England, (b. 1942)
Matanzas in the Bath Arms
- I’m sitting in the amber shadows of the Bath Arms
- the window behind me yellow, wrinkled like ancient skin
- and my beer sparking the sun’s light deep in its vat.
- During that lunchtime stroll to the bar and back
- I’ve tipped over the edge of today’s fortress,
- swung on my own rope across the moat and landed
- in front of him, my hand held out for blessing.
- It didn’t take long for conversation to prickle
- into life; the barman clears my ashtray every time
- I twist an empty crisp-packet into a pig’s tail
- catching the slow whirl of alcohol across the brain
- from one ear to another; then the pub’s pantomime,
- how they drift and posture, how the mid-day punters
- sink a pint. Collars shift uneasy on their necks
- among the niggle and spite of this one hour’s grace.
- And the girls together lean on each other’s eyes
- for confirmation. The barman hovers, executes careful
- ballets according to my progress down the glass.
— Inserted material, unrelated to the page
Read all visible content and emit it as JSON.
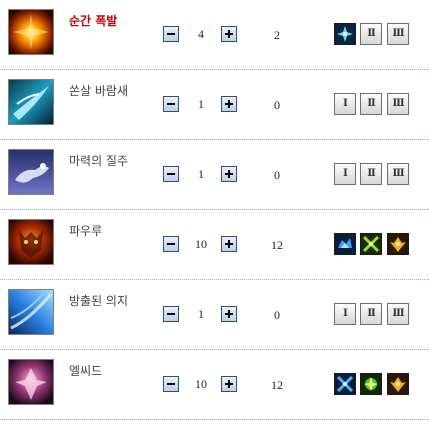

- And on the third day he arabesques across my tracks
- bloodless spectacles slipping a touch on the bridge
- and tells me of Majorca, the flat he owns there
- close to the shore, and the high citadel where Chopin
- lingered on the terrace, spilled his exquisite notes
- to catch the moment’s ache between one deepening
- indigo and another; I tell him I was there once
- on that same hiatus, trying to forge a sensibility
- outside my father’s frame. He talks of ritual,
- the pig they slaughter, slitting the throat
- the hulk up-ended to drip his passion out.
- And into the Bath Arms steals another music
- of the dying beast, his frantic eye, blood pouring
- scarlet seams across the carpet and its unlit faces.
- The barman turns to sepia, mouthing his tale.
- They call it matanzas , he says, matanzas when he dies.
- I hear the scorched earth hissing beneath the pig,
- shriek of a vessel loosing its life too fast.
- Matanzas , he says, pulling the pump, a golden liquid
- spouting merrily from his hand, caught in my glass.
The traditional matanza, or Spanish domestic pig slaughter and butchering is primarily a rural and village ritual. Pig-keeping and pork cookery hold an honored spot in Spanish culture and lore, with the ritual of the matanza as a cornerstone of Spanish country life.
Although it can take place at any time throughout the year, matanza is normally performed in the months of November and December so as to take advantage of the cold weather and ensure the meat will be as well-preserved as possible.
There is a lot of hard work involved in the preparation, butchering and processing of the various pig parts. Matanza is thought of as a fiesta in itself, and as such, can last over a period of up to three days. The plentiful consumption of wine, along with the cooking of various dishes ensures that it is an extremely convivial time, a time to share with friends and neighbours.
About the Poet:
Nicki Jackowska (b. 1942) is a British poet who has published six collections of poetry, three novels and a manual on language, Write for Life. She has 30 years experience as a creative writing tutor and is a dynamic performer of her work. She regularly collaborates with visual artists, musicians,both at the workshop stage and in finished performance.
She works as a creative writing tutor and advisor, collaborates with visual artists, and is a consummate performer of her poetry, drawing upon early theatrical roots. Behold is Nicki Jackowska’s seventh book of poetry. Jackowska has also received a Lannan Grant and an Arts Council England Grant for the writing of the fourth, The Lost Gardens of Mariamne which she hopes will soon be in print. [DES-07/12]
- Nicki Jackowska at her publisher, Enitharmon Press